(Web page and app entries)
- - -
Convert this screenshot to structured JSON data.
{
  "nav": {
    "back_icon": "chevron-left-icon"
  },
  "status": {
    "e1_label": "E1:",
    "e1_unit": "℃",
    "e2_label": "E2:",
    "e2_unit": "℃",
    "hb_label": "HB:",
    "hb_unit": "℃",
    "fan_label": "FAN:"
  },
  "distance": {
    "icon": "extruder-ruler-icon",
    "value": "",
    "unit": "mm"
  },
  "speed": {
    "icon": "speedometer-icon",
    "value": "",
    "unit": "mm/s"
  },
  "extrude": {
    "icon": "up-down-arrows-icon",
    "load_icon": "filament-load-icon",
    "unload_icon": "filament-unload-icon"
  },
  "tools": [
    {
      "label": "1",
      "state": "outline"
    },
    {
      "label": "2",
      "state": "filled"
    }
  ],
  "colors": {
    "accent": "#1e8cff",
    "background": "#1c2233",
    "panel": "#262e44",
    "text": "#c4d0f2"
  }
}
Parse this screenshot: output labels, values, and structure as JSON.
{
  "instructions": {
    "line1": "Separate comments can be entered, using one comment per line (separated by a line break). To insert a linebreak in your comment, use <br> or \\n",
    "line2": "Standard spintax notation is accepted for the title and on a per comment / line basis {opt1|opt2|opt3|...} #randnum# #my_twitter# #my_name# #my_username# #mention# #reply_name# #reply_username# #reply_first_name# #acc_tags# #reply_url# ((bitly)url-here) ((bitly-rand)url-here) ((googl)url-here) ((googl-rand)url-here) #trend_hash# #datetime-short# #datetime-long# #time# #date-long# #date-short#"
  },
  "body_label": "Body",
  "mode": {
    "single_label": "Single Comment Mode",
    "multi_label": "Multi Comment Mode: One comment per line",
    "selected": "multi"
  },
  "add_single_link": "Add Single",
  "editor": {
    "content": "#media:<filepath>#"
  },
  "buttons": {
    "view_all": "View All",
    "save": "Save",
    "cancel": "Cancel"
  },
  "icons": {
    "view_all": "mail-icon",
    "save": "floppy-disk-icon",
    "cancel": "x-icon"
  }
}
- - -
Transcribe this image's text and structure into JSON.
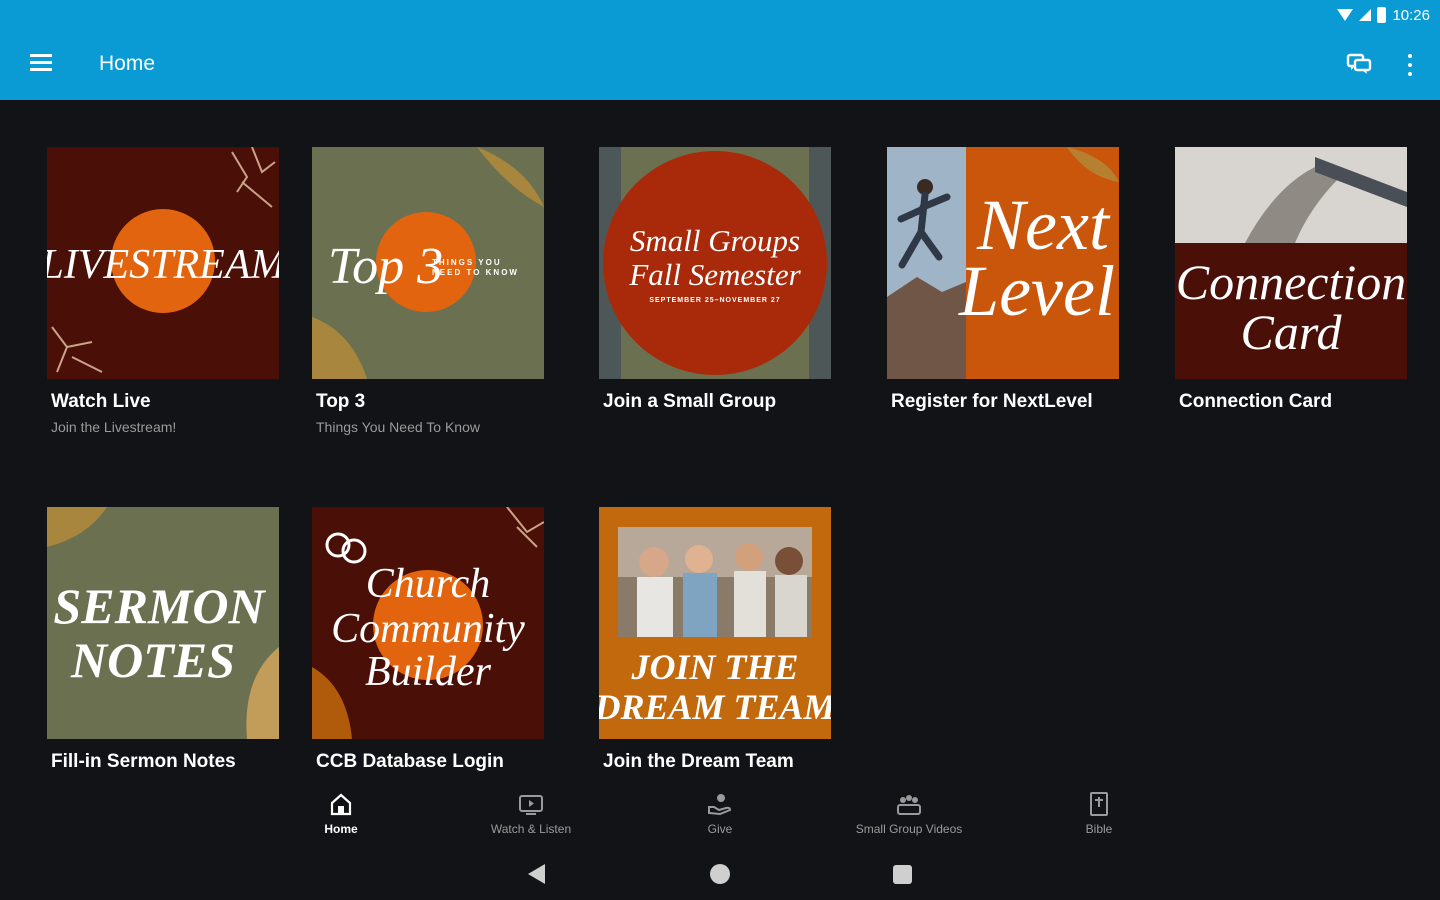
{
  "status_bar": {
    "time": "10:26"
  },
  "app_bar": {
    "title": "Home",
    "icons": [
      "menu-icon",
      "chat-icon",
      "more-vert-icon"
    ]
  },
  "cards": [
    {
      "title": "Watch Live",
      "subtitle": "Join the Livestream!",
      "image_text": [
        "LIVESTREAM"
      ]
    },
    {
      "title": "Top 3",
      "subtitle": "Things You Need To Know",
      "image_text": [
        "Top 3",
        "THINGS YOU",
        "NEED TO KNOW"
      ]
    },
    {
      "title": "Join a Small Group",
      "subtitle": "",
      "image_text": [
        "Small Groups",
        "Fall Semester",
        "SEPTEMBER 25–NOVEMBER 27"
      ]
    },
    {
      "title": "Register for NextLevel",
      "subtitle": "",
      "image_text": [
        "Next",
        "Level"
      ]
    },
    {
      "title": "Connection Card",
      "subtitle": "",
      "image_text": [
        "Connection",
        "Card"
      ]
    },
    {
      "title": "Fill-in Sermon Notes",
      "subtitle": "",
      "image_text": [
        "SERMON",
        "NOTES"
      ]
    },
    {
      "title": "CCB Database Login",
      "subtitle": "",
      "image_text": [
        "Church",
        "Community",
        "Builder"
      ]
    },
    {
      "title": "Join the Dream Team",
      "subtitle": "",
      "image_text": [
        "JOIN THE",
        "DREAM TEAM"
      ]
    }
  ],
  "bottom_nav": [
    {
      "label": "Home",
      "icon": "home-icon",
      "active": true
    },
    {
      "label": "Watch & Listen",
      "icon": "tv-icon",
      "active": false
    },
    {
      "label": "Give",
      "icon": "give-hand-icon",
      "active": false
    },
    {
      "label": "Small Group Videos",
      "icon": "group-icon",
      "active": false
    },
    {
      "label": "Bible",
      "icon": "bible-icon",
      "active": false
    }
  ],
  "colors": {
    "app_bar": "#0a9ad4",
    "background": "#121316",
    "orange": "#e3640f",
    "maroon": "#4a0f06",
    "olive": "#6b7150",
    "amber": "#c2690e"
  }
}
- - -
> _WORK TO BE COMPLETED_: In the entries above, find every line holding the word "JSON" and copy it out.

> _EXPECTED ANSWER_:
Convert this screenshot to structured JSON data.
Parse this screenshot: output labels, values, and structure as JSON.
Transcribe this image's text and structure into JSON.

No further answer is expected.